(Dataset rows describing interfaces)
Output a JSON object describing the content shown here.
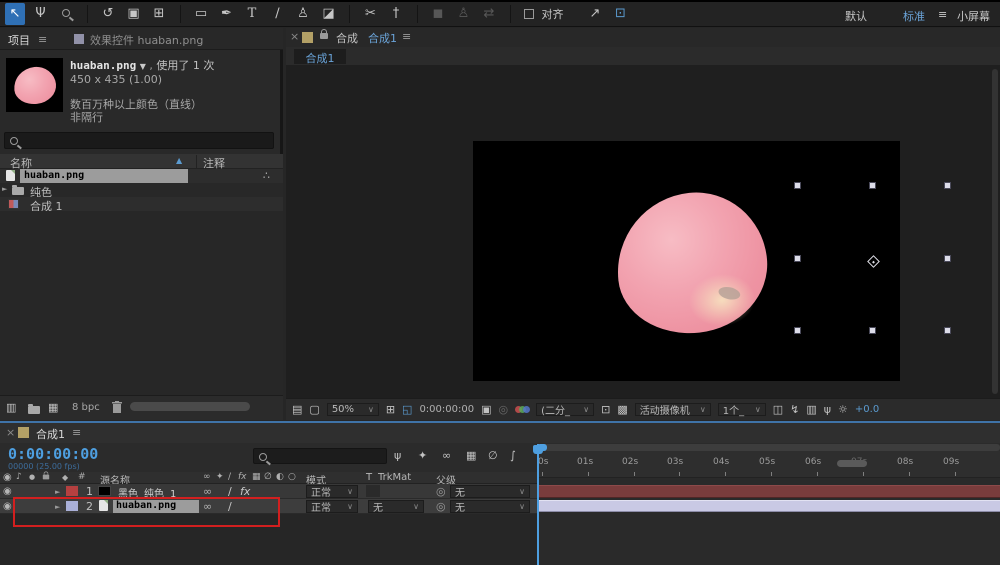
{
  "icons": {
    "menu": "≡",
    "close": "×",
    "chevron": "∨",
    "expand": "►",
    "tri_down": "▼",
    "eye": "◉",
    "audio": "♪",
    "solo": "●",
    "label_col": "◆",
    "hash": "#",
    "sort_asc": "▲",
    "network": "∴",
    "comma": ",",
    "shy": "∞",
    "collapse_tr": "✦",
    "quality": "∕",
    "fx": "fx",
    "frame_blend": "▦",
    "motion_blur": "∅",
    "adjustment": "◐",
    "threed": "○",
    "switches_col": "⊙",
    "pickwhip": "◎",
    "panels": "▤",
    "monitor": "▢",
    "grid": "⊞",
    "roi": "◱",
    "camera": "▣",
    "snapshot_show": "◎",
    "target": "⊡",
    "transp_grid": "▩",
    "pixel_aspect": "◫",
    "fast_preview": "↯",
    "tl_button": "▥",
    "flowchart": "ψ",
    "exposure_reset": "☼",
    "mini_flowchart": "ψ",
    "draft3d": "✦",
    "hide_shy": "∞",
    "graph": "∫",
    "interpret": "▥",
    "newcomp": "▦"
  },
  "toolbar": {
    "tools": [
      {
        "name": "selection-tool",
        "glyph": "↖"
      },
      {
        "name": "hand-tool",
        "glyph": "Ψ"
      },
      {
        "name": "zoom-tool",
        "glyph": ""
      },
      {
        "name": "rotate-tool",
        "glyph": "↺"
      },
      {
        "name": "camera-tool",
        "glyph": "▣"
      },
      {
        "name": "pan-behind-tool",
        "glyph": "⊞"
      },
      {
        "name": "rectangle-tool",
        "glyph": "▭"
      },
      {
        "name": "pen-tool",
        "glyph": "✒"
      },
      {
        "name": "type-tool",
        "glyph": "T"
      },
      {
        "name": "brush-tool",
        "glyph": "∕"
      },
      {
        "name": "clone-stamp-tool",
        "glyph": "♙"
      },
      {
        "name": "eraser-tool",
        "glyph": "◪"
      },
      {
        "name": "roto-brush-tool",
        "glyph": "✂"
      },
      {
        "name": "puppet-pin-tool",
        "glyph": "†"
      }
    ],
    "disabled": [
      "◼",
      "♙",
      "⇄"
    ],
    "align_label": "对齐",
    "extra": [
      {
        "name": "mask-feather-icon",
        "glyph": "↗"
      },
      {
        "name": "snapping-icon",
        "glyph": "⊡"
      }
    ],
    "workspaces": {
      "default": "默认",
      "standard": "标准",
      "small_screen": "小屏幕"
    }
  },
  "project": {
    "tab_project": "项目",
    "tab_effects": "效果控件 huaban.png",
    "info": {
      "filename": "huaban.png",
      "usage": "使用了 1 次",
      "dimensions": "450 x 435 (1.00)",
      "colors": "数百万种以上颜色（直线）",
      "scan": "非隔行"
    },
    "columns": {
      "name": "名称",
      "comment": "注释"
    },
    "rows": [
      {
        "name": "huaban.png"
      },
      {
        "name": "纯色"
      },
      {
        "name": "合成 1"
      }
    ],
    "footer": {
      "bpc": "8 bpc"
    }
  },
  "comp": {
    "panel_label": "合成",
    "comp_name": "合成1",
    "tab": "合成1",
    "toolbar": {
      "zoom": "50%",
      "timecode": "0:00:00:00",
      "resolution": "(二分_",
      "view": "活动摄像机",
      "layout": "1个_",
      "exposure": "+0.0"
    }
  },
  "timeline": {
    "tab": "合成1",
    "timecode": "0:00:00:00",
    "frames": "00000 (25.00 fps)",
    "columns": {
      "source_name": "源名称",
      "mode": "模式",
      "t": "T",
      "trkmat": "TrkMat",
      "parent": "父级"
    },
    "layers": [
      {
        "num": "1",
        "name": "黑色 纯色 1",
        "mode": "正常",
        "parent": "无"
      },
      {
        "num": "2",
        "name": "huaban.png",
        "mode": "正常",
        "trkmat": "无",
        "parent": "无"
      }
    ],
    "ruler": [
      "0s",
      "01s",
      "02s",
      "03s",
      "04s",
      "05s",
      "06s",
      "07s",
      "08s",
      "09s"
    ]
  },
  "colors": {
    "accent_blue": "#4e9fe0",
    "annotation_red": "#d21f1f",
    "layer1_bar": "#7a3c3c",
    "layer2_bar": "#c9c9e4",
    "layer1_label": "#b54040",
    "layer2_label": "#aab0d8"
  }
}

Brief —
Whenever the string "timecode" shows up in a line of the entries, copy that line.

Expected output —
      "timecode": "0:00:00:00",
    "timecode": "0:00:00:00",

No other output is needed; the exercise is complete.